Tech company Red 6 has conducted the first multi-aircraft augmented reality (AR) training flight using both real and virtual aircraft, according to the company.
The recent exercise is an advancement toward a “military Metaverse” for combat flight training that allows multiple pilots to communicate at the same time while using a synthetic training environment, Red 6 said in an announcement made during the UP.Summit mobility conference underway this week in Bentonville, Arkansas.
During the test flight, pilots in two Berkut 540 experimental aircraft departed Santa Monica Airport (KSMO) in California and entered Red 6’s AR environment, called the Combined Augmented Reality Battlespace Operation Network (CARBON).

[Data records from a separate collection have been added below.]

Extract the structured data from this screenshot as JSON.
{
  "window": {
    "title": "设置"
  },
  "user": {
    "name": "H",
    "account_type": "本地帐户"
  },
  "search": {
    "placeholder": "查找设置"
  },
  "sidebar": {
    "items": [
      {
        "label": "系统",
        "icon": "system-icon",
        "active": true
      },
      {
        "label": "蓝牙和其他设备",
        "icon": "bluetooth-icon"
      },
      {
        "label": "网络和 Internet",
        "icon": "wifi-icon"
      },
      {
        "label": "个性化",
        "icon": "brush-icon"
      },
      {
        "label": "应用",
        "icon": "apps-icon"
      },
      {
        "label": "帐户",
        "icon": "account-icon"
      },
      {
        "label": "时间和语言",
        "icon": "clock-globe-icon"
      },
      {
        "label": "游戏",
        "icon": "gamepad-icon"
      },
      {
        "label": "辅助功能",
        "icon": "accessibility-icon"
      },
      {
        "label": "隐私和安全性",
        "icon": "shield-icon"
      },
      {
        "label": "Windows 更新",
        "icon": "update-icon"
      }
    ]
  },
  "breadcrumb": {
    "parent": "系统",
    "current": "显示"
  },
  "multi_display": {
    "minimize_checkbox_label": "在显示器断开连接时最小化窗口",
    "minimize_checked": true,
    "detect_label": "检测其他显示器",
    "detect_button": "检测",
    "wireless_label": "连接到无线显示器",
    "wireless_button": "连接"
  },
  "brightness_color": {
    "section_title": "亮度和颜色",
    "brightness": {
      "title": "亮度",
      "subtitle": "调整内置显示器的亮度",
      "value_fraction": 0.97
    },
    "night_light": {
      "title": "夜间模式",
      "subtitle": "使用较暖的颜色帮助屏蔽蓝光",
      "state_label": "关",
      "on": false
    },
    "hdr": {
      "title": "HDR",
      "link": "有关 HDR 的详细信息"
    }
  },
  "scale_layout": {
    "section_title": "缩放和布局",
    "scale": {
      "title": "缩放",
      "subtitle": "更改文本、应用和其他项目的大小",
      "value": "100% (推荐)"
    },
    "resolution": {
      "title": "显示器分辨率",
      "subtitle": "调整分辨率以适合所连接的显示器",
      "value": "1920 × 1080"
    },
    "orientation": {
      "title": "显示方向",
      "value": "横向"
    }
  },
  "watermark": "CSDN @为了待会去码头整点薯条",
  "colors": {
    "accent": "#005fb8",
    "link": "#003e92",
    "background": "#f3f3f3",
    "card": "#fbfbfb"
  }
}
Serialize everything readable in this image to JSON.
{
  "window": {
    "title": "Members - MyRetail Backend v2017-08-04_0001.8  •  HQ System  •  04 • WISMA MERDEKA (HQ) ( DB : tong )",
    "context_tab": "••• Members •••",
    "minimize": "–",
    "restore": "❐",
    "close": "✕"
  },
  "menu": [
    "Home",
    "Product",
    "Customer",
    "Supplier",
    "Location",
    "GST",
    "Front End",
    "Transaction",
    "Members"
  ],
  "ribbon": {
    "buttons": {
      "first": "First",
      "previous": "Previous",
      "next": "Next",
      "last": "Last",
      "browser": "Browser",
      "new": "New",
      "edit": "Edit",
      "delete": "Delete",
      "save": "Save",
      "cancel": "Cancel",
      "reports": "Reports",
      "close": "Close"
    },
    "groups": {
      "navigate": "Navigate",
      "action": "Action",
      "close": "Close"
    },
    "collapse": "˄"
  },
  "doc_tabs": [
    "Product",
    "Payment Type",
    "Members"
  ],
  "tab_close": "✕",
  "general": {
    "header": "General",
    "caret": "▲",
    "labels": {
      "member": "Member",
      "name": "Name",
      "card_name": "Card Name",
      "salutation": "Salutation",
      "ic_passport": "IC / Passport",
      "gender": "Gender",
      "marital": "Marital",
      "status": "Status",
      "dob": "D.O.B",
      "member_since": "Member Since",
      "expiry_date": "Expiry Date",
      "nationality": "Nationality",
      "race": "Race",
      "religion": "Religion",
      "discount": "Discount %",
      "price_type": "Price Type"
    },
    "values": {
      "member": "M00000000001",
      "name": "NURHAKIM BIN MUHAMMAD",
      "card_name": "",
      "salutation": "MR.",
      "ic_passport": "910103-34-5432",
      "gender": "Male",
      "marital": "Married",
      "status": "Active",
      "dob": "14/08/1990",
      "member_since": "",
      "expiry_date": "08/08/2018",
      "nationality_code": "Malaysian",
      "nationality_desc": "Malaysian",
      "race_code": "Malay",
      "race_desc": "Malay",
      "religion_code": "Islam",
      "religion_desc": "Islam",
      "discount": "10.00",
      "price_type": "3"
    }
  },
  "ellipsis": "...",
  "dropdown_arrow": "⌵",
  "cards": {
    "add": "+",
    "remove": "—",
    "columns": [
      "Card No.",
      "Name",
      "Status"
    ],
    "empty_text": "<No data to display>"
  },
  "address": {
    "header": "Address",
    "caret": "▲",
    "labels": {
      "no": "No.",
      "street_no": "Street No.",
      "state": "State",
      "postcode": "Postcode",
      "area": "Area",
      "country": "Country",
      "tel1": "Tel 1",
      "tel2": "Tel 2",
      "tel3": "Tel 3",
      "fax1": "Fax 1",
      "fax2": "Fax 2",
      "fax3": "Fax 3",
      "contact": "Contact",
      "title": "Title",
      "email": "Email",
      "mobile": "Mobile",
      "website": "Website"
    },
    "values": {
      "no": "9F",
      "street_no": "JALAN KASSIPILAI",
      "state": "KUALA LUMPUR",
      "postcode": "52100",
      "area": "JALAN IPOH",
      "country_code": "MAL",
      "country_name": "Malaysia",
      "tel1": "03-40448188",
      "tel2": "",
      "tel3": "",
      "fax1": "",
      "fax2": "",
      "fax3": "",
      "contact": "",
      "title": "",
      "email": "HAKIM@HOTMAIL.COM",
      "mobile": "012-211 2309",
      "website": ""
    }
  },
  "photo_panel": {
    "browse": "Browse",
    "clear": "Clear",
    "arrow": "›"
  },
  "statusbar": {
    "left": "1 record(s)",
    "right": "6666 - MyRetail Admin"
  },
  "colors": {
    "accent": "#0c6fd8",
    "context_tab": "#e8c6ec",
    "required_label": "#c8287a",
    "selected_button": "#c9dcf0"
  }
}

Once linked in CARBON, the pilots could see and interact with an AR generated Boeing KC-46 Pegasus Tanker. Through AR, one pilot conducted a training mission with the tanker, while the other pilot observed in real time.
“We are thrilled that our thesis has been validated, and this achievement is a major step forward towards the creation of an outdoor Military Metaverse in which all warfighters, across all domains can train together,” said Daniel Robinson, founder and CEO of Red 6, in a statement.
The test flight comes two years after Red 6 conducted what it said was the “world-first live dogfight” against a virtual aircraft driven by artificial intelligence.
“The flight showcased the groundbreaking display and control systems needed to bring AR into the real world, while simultaneously integrating tactical AI into the Red 6 system,” the company said.
Red 6 is now looking at AR solutions on the ground, according to Robinson.
“We are in the early stages of exploring dismounted solutions and the ability to connect a dismounted soldier to pilots in an airplane to allow them to see a common picture,” he told FLYING.
The aviation industry is increasingly turning to AR, for applications from air traffic control operations to pilot training.
Last fall, students at Embry-Riddle Aeronautical University, Prescott, developed AR holograms that create 3D models of the CRJ-700 and allow the student to move around inside the aircraft systems.